_Required action_.
Read through the listing below and copy each line in which the word "弦上的叹息" occurs.

_Data to process_.

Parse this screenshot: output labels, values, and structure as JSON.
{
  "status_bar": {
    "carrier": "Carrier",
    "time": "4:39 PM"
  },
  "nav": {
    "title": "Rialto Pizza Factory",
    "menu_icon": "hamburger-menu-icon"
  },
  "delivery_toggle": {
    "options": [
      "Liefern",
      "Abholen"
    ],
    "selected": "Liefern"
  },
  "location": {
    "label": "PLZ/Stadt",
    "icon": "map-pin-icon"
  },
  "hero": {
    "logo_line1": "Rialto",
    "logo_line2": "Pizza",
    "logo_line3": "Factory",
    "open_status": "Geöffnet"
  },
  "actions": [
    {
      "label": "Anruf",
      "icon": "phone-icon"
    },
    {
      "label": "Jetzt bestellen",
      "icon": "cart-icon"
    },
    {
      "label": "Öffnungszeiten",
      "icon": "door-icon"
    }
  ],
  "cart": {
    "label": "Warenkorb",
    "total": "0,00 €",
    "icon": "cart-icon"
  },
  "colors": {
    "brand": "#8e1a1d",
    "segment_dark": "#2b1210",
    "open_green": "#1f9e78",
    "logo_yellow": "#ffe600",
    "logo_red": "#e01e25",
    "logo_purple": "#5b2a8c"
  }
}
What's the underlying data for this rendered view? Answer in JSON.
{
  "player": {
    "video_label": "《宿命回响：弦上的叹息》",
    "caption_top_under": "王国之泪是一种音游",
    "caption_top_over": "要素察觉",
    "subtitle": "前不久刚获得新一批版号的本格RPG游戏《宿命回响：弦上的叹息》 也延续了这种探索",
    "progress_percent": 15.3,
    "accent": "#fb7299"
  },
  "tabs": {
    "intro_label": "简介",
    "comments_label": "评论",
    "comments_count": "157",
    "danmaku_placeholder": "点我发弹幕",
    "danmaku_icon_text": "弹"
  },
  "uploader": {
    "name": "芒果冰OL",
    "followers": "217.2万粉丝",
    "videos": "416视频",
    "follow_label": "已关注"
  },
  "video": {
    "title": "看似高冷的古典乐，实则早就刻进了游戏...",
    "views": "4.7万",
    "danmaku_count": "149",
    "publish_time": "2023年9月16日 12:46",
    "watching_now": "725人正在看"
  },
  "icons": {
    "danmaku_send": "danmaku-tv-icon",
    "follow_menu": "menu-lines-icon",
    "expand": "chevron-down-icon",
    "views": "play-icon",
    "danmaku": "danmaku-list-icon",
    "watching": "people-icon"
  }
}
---
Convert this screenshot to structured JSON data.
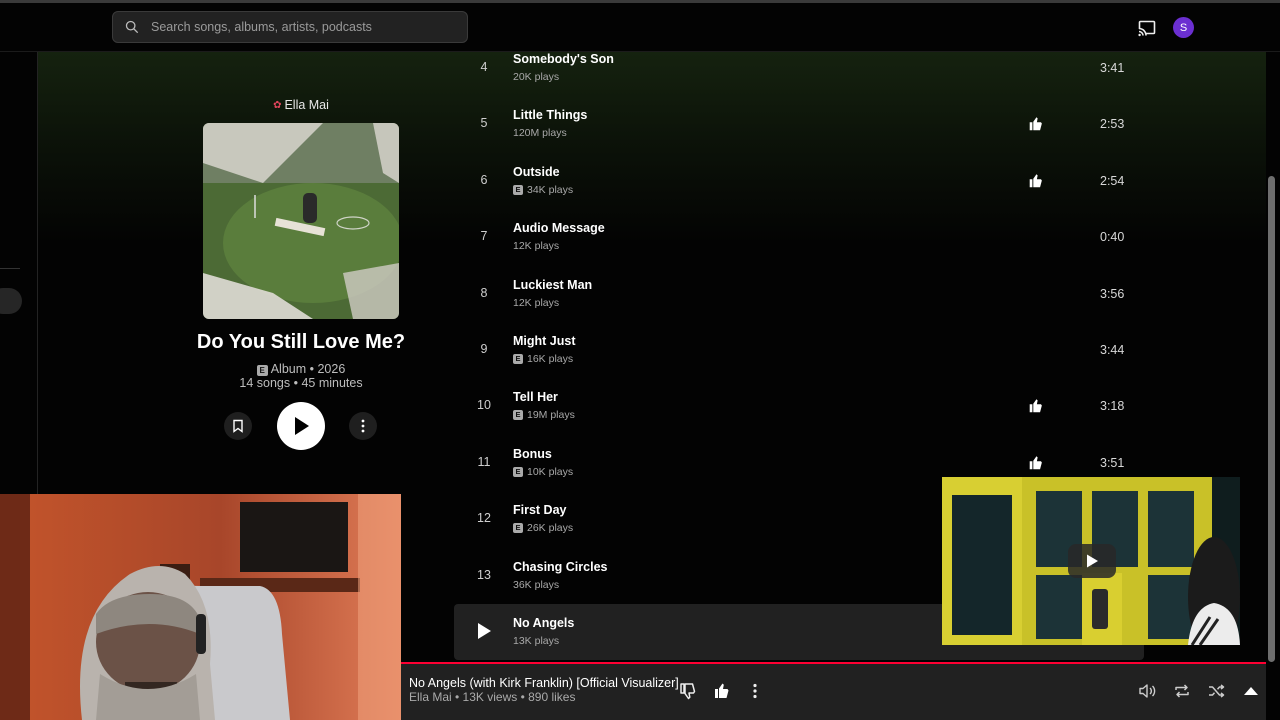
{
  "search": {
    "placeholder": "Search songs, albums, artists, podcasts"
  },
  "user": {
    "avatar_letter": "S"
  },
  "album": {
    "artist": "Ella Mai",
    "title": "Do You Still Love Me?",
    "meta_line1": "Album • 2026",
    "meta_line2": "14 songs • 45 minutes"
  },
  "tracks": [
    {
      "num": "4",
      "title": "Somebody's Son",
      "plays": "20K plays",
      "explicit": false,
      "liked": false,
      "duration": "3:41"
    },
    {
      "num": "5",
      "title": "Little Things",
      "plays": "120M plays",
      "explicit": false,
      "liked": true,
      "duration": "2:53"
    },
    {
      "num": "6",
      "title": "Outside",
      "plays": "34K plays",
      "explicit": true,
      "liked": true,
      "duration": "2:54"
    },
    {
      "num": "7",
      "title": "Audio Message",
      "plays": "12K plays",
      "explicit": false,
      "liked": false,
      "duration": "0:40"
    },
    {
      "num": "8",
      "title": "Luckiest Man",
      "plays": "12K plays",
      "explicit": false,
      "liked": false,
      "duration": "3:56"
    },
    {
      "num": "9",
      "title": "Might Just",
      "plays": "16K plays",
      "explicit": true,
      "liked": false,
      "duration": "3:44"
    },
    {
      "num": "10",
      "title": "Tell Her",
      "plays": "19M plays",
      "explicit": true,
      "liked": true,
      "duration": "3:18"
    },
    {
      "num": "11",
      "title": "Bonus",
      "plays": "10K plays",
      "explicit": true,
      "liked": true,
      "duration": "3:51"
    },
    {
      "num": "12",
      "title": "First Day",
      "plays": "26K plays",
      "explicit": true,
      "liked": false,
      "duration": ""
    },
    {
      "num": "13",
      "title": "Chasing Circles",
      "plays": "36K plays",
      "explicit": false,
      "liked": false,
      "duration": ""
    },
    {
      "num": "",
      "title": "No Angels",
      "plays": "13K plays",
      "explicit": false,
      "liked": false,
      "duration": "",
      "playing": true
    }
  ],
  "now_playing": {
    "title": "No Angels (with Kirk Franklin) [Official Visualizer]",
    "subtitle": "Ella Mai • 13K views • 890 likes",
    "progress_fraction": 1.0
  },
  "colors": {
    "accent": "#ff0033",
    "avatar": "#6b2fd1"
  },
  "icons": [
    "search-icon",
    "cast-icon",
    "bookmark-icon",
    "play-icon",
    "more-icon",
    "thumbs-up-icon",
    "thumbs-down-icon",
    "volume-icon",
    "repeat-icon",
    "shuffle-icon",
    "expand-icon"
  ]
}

_Response to this task_.
    "video_label": "《宿命回响：弦上的叹息》",
    "subtitle": "前不久刚获得新一批版号的本格RPG游戏《宿命回响：弦上的叹息》 也延续了这种探索",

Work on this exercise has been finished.